* [Task to carry out]
An exact copy of the records below is needed, with every picture left out.

[[ Information provided open ]]

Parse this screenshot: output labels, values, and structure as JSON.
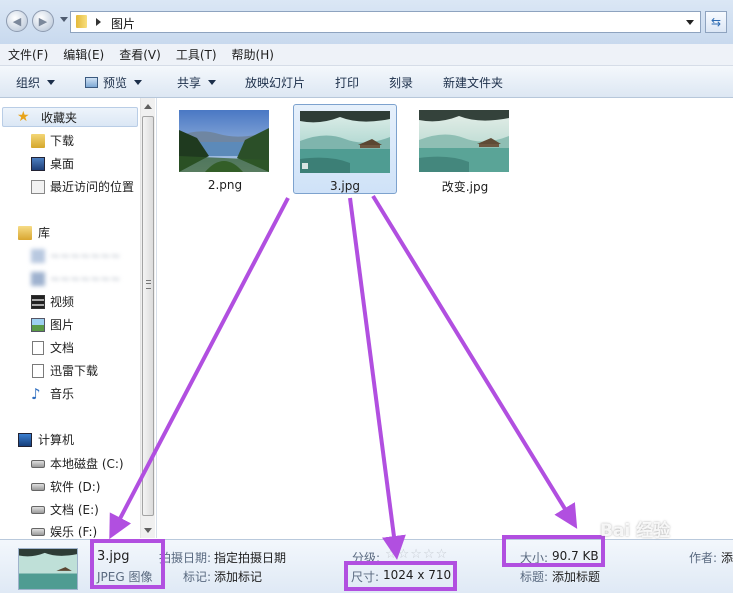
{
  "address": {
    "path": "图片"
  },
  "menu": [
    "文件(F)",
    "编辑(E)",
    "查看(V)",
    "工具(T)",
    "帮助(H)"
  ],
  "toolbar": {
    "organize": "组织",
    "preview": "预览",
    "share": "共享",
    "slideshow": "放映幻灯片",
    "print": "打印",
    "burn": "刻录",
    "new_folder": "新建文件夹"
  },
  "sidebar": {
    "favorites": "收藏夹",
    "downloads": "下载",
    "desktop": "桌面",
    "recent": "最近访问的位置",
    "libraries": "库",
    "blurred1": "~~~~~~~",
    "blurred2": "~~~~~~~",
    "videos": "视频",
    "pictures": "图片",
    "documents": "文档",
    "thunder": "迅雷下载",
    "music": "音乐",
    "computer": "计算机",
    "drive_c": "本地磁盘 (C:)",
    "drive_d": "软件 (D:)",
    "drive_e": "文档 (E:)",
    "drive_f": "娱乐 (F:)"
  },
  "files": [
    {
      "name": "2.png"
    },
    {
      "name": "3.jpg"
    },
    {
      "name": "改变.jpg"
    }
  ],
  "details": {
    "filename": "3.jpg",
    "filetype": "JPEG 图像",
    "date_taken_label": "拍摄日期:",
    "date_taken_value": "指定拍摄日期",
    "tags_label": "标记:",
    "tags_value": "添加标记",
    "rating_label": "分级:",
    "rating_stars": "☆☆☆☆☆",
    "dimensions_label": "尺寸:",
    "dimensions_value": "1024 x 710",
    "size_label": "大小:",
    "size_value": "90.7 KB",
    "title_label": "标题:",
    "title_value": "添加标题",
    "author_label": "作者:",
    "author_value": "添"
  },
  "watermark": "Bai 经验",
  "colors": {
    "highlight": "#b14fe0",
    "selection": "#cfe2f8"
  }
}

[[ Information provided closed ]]

* [Your solution]
Parse this screenshot: output labels, values, and structure as JSON.
{
  "address": {
    "path": "图片"
  },
  "menu": [
    "文件(F)",
    "编辑(E)",
    "查看(V)",
    "工具(T)",
    "帮助(H)"
  ],
  "toolbar": {
    "organize": "组织",
    "preview": "预览",
    "share": "共享",
    "slideshow": "放映幻灯片",
    "print": "打印",
    "burn": "刻录",
    "new_folder": "新建文件夹"
  },
  "sidebar": {
    "favorites": "收藏夹",
    "downloads": "下载",
    "desktop": "桌面",
    "recent": "最近访问的位置",
    "libraries": "库",
    "blurred1": "~~~~~~~",
    "blurred2": "~~~~~~~",
    "videos": "视频",
    "pictures": "图片",
    "documents": "文档",
    "thunder": "迅雷下载",
    "music": "音乐",
    "computer": "计算机",
    "drive_c": "本地磁盘 (C:)",
    "drive_d": "软件 (D:)",
    "drive_e": "文档 (E:)",
    "drive_f": "娱乐 (F:)"
  },
  "files": [
    {
      "name": "2.png"
    },
    {
      "name": "3.jpg"
    },
    {
      "name": "改变.jpg"
    }
  ],
  "details": {
    "filename": "3.jpg",
    "filetype": "JPEG 图像",
    "date_taken_label": "拍摄日期:",
    "date_taken_value": "指定拍摄日期",
    "tags_label": "标记:",
    "tags_value": "添加标记",
    "rating_label": "分级:",
    "rating_stars": "☆☆☆☆☆",
    "dimensions_label": "尺寸:",
    "dimensions_value": "1024 x 710",
    "size_label": "大小:",
    "size_value": "90.7 KB",
    "title_label": "标题:",
    "title_value": "添加标题",
    "author_label": "作者:",
    "author_value": "添"
  },
  "watermark": "Bai 经验",
  "colors": {
    "highlight": "#b14fe0",
    "selection": "#cfe2f8"
  }
}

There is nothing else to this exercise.